Open access to clinical data on new EU medicines

From 20th October 2016, clinical data are publically accessible to all courtesy of the European Medicines Agency (EMA). The agency has introduced open access to clinical data for every new medicines for human use authorised in the European Union (EU).

The EMA states that “citizens, including researchers and academics, will be able to directly access thousands of pages from clinical reports submitted by companies to EMA in the context of marketing authorisation applications.

The EMA which have a longstanding commitment to transparency on clinical data, is the first regulatory authority worldwide to provide such broad access to clinical data.

A similar level of transparency is proposed in the new Clinical Trials Regulation, but the implementation of this regulation is at least 2 years so the execution of this initiative is a bridge between now and the Clinical Trials Regulation coming into effect.

The EMA promote a positive outcome to providing access to the data being that patients and healthcare professionals will be able to find out more information about the data underpinning the approval of medicines they are taking or prescribing. It will be interesting to see how what the level of use is by this population. Review of the information by academics and researchers seems likely to be high. This should increase scientific knowledge and potentially further inform regulatory decision making in the future. The EMA also says that increased transparency will benefit innovation. The shared knowledge about a medicine should help drug developers learn from the experience of others and lead to more efficient medicine development programmes. It should however be noted that terms and conditions state permit use of the site for ‘general information purposes’ or for ‘academic and other non-commercial research purposes.

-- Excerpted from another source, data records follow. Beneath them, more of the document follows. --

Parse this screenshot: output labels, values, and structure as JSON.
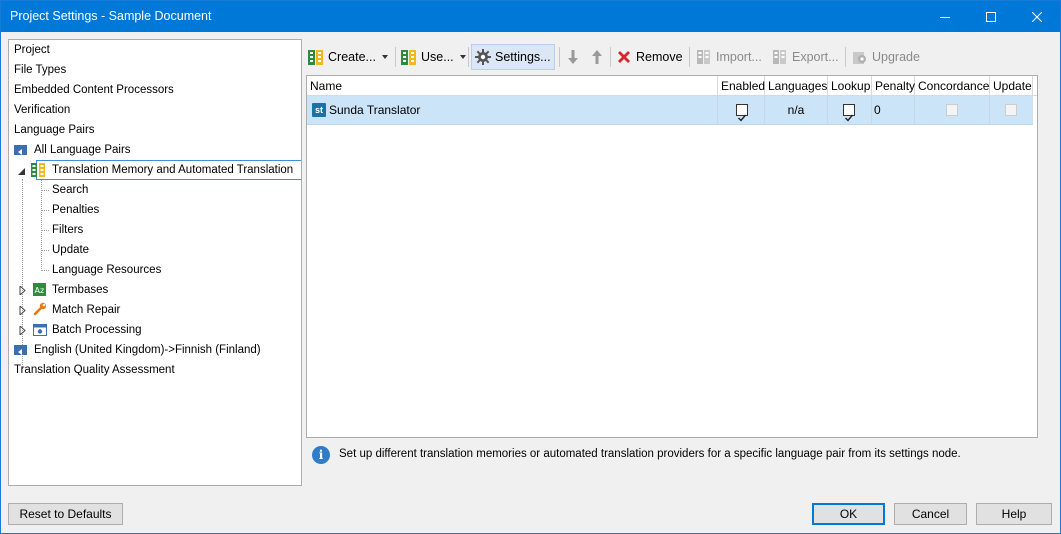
{
  "window": {
    "title": "Project Settings - Sample Document"
  },
  "tree": {
    "items": [
      {
        "label": "Project"
      },
      {
        "label": "File Types"
      },
      {
        "label": "Embedded Content Processors"
      },
      {
        "label": "Verification"
      },
      {
        "label": "Language Pairs"
      },
      {
        "label": "All Language Pairs"
      },
      {
        "label": "Translation Memory and Automated Translation"
      },
      {
        "label": "Search"
      },
      {
        "label": "Penalties"
      },
      {
        "label": "Filters"
      },
      {
        "label": "Update"
      },
      {
        "label": "Language Resources"
      },
      {
        "label": "Termbases"
      },
      {
        "label": "Match Repair"
      },
      {
        "label": "Batch Processing"
      },
      {
        "label": "English (United Kingdom)->Finnish (Finland)"
      },
      {
        "label": "Translation Quality Assessment"
      }
    ]
  },
  "toolbar": {
    "create": "Create...",
    "use": "Use...",
    "settings": "Settings...",
    "remove": "Remove",
    "import": "Import...",
    "export": "Export...",
    "upgrade": "Upgrade"
  },
  "grid": {
    "columns": [
      "Name",
      "Enabled",
      "Languages",
      "Lookup",
      "Penalty",
      "Concordance",
      "Update"
    ],
    "rows": [
      {
        "icon": "st",
        "name": "Sunda Translator",
        "enabled": true,
        "languages": "n/a",
        "lookup": true,
        "penalty": "0",
        "concordance": false,
        "update": false
      }
    ]
  },
  "info": {
    "text": "Set up different translation memories or automated translation providers for a specific language pair from its settings node."
  },
  "buttons": {
    "reset": "Reset to Defaults",
    "ok": "OK",
    "cancel": "Cancel",
    "help": "Help"
  },
  "colors": {
    "title_bar": "#0078d7",
    "selection": "#cce4f7",
    "remove_icon": "#d9242b"
  }
}
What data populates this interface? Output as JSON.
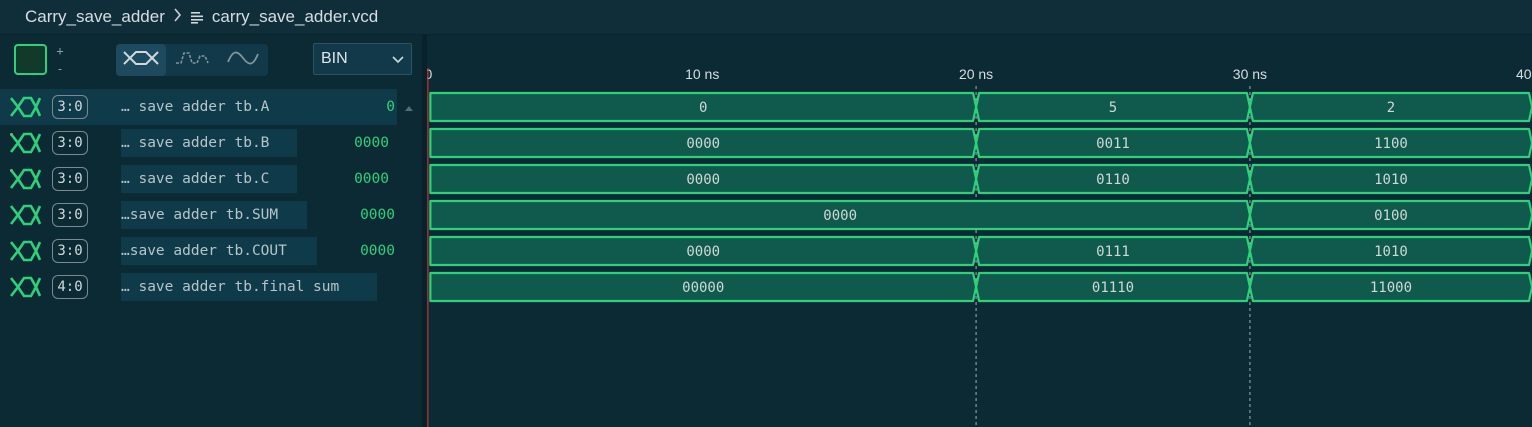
{
  "breadcrumb": {
    "root": "Carry_save_adder",
    "file": "carry_save_adder.vcd"
  },
  "toolbar": {
    "swatch_color": "#2fd07a",
    "swatch_plus": "+",
    "swatch_minus": "-",
    "shape_buttons": [
      "bus-shape-icon",
      "step-shape-icon",
      "analog-shape-icon"
    ],
    "format_value": "BIN"
  },
  "signals": [
    {
      "width": "3:0",
      "name": "… save adder tb.A",
      "value": "0"
    },
    {
      "width": "3:0",
      "name": "… save adder tb.B",
      "value": "0000"
    },
    {
      "width": "3:0",
      "name": "… save adder tb.C",
      "value": "0000"
    },
    {
      "width": "3:0",
      "name": "…save adder tb.SUM",
      "value": "0000"
    },
    {
      "width": "3:0",
      "name": "…save adder tb.COUT",
      "value": "0000"
    },
    {
      "width": "4:0",
      "name": "… save adder tb.final sum",
      "value": ""
    }
  ],
  "timeline": {
    "unit": "ns",
    "ticks": [
      0,
      10,
      20,
      30,
      40
    ],
    "tick_labels": [
      "0",
      "10 ns",
      "20 ns",
      "30 ns",
      "40"
    ],
    "view_start": -0.05,
    "view_end": 40.3,
    "markers": [
      20,
      30
    ]
  },
  "waves": [
    {
      "segments": [
        {
          "t0": 0,
          "t1": 20,
          "v": "0"
        },
        {
          "t0": 20,
          "t1": 30,
          "v": "5"
        },
        {
          "t0": 30,
          "t1": 40.3,
          "v": "2"
        }
      ]
    },
    {
      "segments": [
        {
          "t0": 0,
          "t1": 20,
          "v": "0000"
        },
        {
          "t0": 20,
          "t1": 30,
          "v": "0011"
        },
        {
          "t0": 30,
          "t1": 40.3,
          "v": "1100"
        }
      ]
    },
    {
      "segments": [
        {
          "t0": 0,
          "t1": 20,
          "v": "0000"
        },
        {
          "t0": 20,
          "t1": 30,
          "v": "0110"
        },
        {
          "t0": 30,
          "t1": 40.3,
          "v": "1010"
        }
      ]
    },
    {
      "segments": [
        {
          "t0": 0,
          "t1": 30,
          "v": "0000"
        },
        {
          "t0": 30,
          "t1": 40.3,
          "v": "0100"
        }
      ]
    },
    {
      "segments": [
        {
          "t0": 0,
          "t1": 20,
          "v": "0000"
        },
        {
          "t0": 20,
          "t1": 30,
          "v": "0111"
        },
        {
          "t0": 30,
          "t1": 40.3,
          "v": "1010"
        }
      ]
    },
    {
      "segments": [
        {
          "t0": 0,
          "t1": 20,
          "v": "00000"
        },
        {
          "t0": 20,
          "t1": 30,
          "v": "01110"
        },
        {
          "t0": 30,
          "t1": 40.3,
          "v": "11000"
        }
      ]
    }
  ],
  "colors": {
    "wave_stroke": "#2fd07a",
    "wave_fill": "#0f5a4c",
    "cursor": "#c0392b",
    "marker": "#9fb3b8"
  }
}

As a first step, the EMA has published data for two medicines, Kyprolis (carfilzomib), an orphan cancer medicine for the treatment of multiple myeloma, and Zurampic (lesinurad), a medicine for gout . The data represent a very large approximate 260,000 pages of information from over 100 clinical reports. The intention is to progressively add data online for all applications concerned since the policy entered into force. This will be a learning curve for the Agency and all its stakeholders, as they start to apply the policy for the first time. While the policy gives an unprecedented proactive access to clinical data, it also demands the highest standard of protection of patients’ personal data.

Once the process is fully implemented and the backlog has been dealt with, EMA aims to publish the reports 60 days after a decision on an application has been taken, or within 150 days after the receipt of the withdrawal letter. The EMA is committed to these timelines but whether or not they can comply with them remains to be seen. Based on current estimates, the EMA expects to offer access to approximately 4,500 clinical reports per year.

For the EMA press announcement click here.

To access the clinical data, you have to open an account. Click here to register.